Their commitment has spread throughout Minor League Baseball
In 2022, Minor League Baseball (MiLB) launched “The Nine” to recognize and honor numerous Black baseball pioneers in all 120 MiLB communities, including St. Paul. But the local Saints have been doing this for years, honoring Larry Doby, the first Black player in the American League, and wearing Black baseball team uniforms.
“The Nine” is designed to not only celebrate the history of Black baseball but also provide new opportunities for youth baseball and softball participation. Asked if the Saints’ efforts in honoring Black baseball players essentially became the blueprint for MiLB’s “Nine,” the team agreed.
“I certainly think we have been fortunate to have partners in this community to help share the stories and allow us to be the platform for those stories,” pointed out St. Paul Saints Vice President and General Manager Derek Sharrer. “If that translated into a greater initiative throughout Minor League Baseball, I couldn’t be more proud.”
Last Saturday, the Saints wore St. Paul Colored Gophers uniforms in a game against the Iowa Cubs. A pregame ceremony also honored William “Billy” Williams (1877-1963), who was born in St. Paul and was a standout baseball player on several integrated teams in the region in the early 20th century.
Williams, who was born in Rondo, was the only Black player on the St. Paul Amateur Baseball Association team and its team captain in 1904. That same year the Baltimore Orioles asked Williams to join their club but wanted him to pass as a Native American to avoid racist opposition.
Williams declined and instead went to work in state government, accepting a job with Minnesota Governor John A. Johnson, who he had met years before playing baseball. Williams went on to serve as an assistant to 14 Minnesota governors between 1904 and 1957.
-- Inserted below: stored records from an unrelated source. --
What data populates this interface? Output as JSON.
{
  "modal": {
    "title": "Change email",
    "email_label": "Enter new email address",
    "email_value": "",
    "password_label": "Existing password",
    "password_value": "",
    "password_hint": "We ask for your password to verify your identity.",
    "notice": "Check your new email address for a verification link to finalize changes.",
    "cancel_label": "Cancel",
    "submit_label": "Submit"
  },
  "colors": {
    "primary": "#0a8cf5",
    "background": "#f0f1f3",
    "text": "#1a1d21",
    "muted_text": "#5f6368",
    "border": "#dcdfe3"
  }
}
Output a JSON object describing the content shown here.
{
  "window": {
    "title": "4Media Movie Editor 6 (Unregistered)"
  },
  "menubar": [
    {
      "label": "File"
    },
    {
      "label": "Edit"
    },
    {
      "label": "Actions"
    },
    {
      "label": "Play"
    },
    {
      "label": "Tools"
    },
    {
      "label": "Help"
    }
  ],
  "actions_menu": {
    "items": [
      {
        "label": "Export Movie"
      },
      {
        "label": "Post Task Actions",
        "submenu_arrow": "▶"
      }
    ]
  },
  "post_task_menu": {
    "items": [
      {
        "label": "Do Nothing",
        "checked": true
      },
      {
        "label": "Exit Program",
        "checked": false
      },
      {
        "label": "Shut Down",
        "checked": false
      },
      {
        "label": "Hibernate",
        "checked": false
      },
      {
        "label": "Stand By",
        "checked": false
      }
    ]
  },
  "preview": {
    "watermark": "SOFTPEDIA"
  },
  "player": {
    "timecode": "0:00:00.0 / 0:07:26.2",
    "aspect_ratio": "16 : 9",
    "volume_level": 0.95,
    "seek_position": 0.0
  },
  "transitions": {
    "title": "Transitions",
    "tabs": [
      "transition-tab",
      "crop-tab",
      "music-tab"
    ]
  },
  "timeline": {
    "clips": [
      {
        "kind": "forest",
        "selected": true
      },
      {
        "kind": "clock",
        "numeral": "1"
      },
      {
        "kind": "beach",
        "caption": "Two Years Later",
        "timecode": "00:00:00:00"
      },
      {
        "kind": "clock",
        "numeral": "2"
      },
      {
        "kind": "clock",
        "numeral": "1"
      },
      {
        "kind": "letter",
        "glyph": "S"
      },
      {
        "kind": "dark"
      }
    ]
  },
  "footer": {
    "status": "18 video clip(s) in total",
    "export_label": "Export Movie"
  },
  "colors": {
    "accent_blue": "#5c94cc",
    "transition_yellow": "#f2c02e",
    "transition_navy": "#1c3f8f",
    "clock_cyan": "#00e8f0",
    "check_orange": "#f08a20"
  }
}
St. Paul Public Schools Superintendent Joe Gothard is Williams’ great-grandnephew. He and other descendants of Williams were on hand as Sharrer read Minnesota Gov. Tim Walz’s declaration that June 10 was Billy Williams Day in St. Paul.
“When you add the element to what Billy Williams did following his baseball career, working at the State Capitol at a time when there were no other Black leaders in the state—he worked with governors of all political views and was able to be that stabilizing voice with consistency and great compassion—it gives me a lot of pride and hope that there are Billy Williamses out there whose stories need to be told,” Gothard told the MSR.
Throughout this season, the Saints will don specialty uniforms that Black baseball teams once wore, such as last Saturday’s Gophers uniforms from 1907-10.
The Colored Gophers team was founded in 1907, by Phil “Big Daddy” Reid. It was composed of Black ballplayers from around the country and not just stocked with local amateur players. In their four years of existence, the Colored Gophers went 380-89-2, an .810 winning percentage, and won several championships.
During that stretch, the Gophers defeated the St. Paul Saints in 1907, two games to one in a three-game series for city bragging rights. The Gophers’ home field was at St. Paul’s Lexington Park, but the team entered tournaments across a five-state area in the Midwest and challenged any team willing to play them.
“The history of Black baseball, Negro League baseball, is rich in so many untold stories,” said Gothard of the Saints’ commitment to tell those stories on a regular basis.